Besides traditional therapy sessions, more people are turning to “fast therapy” – apps specifically designed for online therapy via texts and video chats. TalkSpace, for instance, offers out-of-pocket subscriptions that start at $260 per month and connect users to licensed therapists. TalkSpace co-founder and CEO Oren Frank has noticed an increasing demand for services, which “follows exactly the geographic march of the virus across the United States.” While there is research that shows teletherapy is just as effective as traditional therapy, Jared Skillings cautions that some of the mental health apps are really good, but some could potentially be harmful if the user is not careful. He elaborates that for people who are working through more common concerns, apps can serve to provide general information and even some specific instructions.

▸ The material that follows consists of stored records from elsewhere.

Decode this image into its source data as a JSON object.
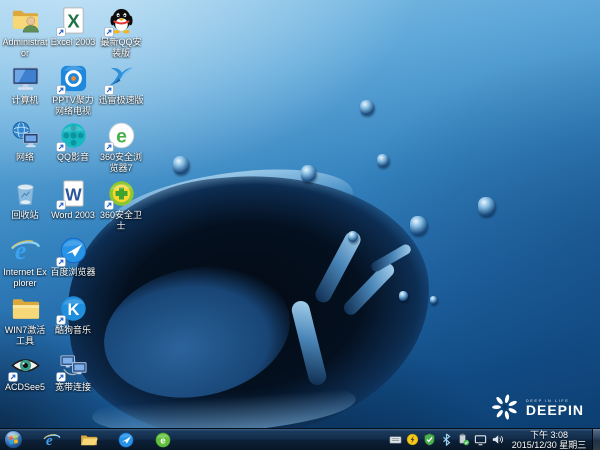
{
  "wallpaper": {
    "brand_small": "DEEP IN LIFE",
    "brand_large": "DEEPIN",
    "colors": {
      "sky_top": "#8ec8ea",
      "mid_blue": "#3381bd",
      "deep_blue": "#0a3a6b",
      "splash_dark": "#04101f"
    }
  },
  "desktop": {
    "columns": [
      {
        "items": [
          {
            "name": "administrator",
            "label": "Administrator",
            "icon": "folder-user-icon",
            "shortcut": false
          },
          {
            "name": "computer",
            "label": "计算机",
            "icon": "computer-icon",
            "shortcut": false
          },
          {
            "name": "network",
            "label": "网络",
            "icon": "network-globe-icon",
            "shortcut": false
          },
          {
            "name": "recycle-bin",
            "label": "回收站",
            "icon": "recycle-bin-icon",
            "shortcut": false
          },
          {
            "name": "internet-explorer",
            "label": "Internet Explorer",
            "icon": "ie-icon",
            "shortcut": false
          },
          {
            "name": "win7-activator",
            "label": "WIN7激活工具",
            "icon": "folder-icon",
            "shortcut": false
          },
          {
            "name": "acdsee5",
            "label": "ACDSee5",
            "icon": "eye-icon",
            "shortcut": true
          }
        ]
      },
      {
        "items": [
          {
            "name": "excel-2003",
            "label": "Excel 2003",
            "icon": "excel-icon",
            "shortcut": true
          },
          {
            "name": "pptv",
            "label": "PPTV聚力 网络电视",
            "icon": "pptv-icon",
            "shortcut": true
          },
          {
            "name": "qq-player",
            "label": "QQ影音",
            "icon": "film-reel-icon",
            "shortcut": true
          },
          {
            "name": "word-2003",
            "label": "Word 2003",
            "icon": "word-icon",
            "shortcut": true
          },
          {
            "name": "baidu-browser",
            "label": "百度浏览器",
            "icon": "baidu-browser-icon",
            "shortcut": true
          },
          {
            "name": "kugou-music",
            "label": "酷狗音乐",
            "icon": "kugou-icon",
            "shortcut": true
          },
          {
            "name": "broadband-connection",
            "label": "宽带连接",
            "icon": "broadband-icon",
            "shortcut": true
          }
        ]
      },
      {
        "items": [
          {
            "name": "qq-latest",
            "label": "最新QQ安装版",
            "icon": "qq-penguin-icon",
            "shortcut": true
          },
          {
            "name": "xunlei-speed",
            "label": "迅雷极速版",
            "icon": "xunlei-bird-icon",
            "shortcut": true
          },
          {
            "name": "360-browser-7",
            "label": "360安全浏览器7",
            "icon": "browser-360-icon",
            "shortcut": true
          },
          {
            "name": "360-safe-guard",
            "label": "360安全卫士",
            "icon": "safe-360-icon",
            "shortcut": true
          }
        ]
      }
    ]
  },
  "taskbar": {
    "buttons": [
      {
        "name": "internet-explorer",
        "icon": "ie-icon"
      },
      {
        "name": "windows-explorer",
        "icon": "explorer-folder-icon"
      },
      {
        "name": "baidu-browser",
        "icon": "baidu-browser-icon"
      },
      {
        "name": "360-browser",
        "icon": "browser-360-green-icon"
      }
    ],
    "tray_icons": [
      {
        "name": "input-method",
        "icon": "keyboard-icon"
      },
      {
        "name": "antivirus",
        "icon": "lightning-circle-icon"
      },
      {
        "name": "security-center",
        "icon": "shield-check-icon"
      },
      {
        "name": "bluetooth",
        "icon": "bluetooth-icon"
      },
      {
        "name": "removable-device",
        "icon": "usb-device-icon"
      },
      {
        "name": "display",
        "icon": "display-icon"
      },
      {
        "name": "volume",
        "icon": "speaker-icon"
      }
    ],
    "clock": {
      "time": "下午 3:08",
      "date": "2015/12/30 星期三"
    }
  }
}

However, apps tend to be less helpful if the user is experiencing a more unusual circumstance.

Whether you are adjusting to virtual therapy or looking for help, it can be a challenging and oftentimes frustrating experience. As coronavirus ravages the nation, it leaves a trail of psychological traumas that will outlast the pandemic. However, only a tiny portion of the trillions of dollars Congress passed in emergency coronavirus funding was allocated for mental health. With surging demands for mental health care, it is of utmost priority to improve the accessibility of service for all groups as well as to have a more systematic guide in place.